Top of Data for this exercise

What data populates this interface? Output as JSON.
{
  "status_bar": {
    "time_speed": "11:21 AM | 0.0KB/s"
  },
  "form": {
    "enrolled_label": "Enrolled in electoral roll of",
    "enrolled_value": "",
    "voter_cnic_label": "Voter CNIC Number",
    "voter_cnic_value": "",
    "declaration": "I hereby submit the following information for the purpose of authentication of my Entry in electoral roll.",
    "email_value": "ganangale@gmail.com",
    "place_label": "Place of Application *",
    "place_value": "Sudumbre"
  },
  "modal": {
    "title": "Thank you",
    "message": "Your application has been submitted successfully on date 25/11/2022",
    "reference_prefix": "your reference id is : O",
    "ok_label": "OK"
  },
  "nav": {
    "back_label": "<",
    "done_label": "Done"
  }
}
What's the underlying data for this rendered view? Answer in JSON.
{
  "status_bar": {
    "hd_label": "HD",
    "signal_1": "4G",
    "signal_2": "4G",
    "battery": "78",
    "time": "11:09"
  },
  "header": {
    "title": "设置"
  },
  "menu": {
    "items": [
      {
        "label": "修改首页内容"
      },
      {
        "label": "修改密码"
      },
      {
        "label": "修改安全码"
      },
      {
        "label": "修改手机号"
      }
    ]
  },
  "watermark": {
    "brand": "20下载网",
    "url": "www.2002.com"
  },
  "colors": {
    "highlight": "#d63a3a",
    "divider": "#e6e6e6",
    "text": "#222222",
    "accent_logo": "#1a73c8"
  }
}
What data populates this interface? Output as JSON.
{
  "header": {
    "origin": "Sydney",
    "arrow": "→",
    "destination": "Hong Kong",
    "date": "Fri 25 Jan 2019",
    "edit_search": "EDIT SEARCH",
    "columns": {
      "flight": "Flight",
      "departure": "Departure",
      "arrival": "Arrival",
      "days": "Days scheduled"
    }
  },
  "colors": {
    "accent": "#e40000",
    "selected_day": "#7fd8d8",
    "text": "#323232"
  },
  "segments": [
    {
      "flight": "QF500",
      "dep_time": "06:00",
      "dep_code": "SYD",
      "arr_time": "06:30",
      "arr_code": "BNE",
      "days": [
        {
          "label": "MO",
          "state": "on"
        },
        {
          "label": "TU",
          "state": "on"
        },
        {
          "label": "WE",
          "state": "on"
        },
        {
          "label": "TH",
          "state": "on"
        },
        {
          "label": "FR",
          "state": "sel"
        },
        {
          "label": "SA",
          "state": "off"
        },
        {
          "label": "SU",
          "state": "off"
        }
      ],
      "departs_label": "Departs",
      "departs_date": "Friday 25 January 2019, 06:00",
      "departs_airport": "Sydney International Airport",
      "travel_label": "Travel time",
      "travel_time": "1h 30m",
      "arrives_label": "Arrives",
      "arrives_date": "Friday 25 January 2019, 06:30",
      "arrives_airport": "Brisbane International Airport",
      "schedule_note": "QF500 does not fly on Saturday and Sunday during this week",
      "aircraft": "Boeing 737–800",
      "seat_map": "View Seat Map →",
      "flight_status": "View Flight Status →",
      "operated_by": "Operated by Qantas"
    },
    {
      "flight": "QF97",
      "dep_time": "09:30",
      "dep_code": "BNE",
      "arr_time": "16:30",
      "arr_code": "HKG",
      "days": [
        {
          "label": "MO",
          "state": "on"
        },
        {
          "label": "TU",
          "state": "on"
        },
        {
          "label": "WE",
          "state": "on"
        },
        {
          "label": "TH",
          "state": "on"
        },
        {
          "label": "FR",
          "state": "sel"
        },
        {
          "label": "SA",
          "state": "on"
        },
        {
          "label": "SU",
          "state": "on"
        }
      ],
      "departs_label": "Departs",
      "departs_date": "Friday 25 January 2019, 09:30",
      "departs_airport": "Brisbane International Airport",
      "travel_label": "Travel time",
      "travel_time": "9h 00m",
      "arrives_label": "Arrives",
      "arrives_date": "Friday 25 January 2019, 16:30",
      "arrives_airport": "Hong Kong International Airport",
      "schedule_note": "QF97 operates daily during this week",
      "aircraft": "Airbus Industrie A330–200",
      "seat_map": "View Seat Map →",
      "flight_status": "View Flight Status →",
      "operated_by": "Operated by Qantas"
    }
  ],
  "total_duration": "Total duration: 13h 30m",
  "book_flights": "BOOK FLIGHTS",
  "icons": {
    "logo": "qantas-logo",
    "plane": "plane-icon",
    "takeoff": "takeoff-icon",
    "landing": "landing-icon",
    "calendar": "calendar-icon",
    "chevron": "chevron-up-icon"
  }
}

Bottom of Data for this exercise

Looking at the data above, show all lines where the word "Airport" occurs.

      "departs_airport": "Sydney International Airport",
      "arrives_airport": "Brisbane International Airport",
      "departs_airport": "Brisbane International Airport",
      "arrives_airport": "Hong Kong International Airport",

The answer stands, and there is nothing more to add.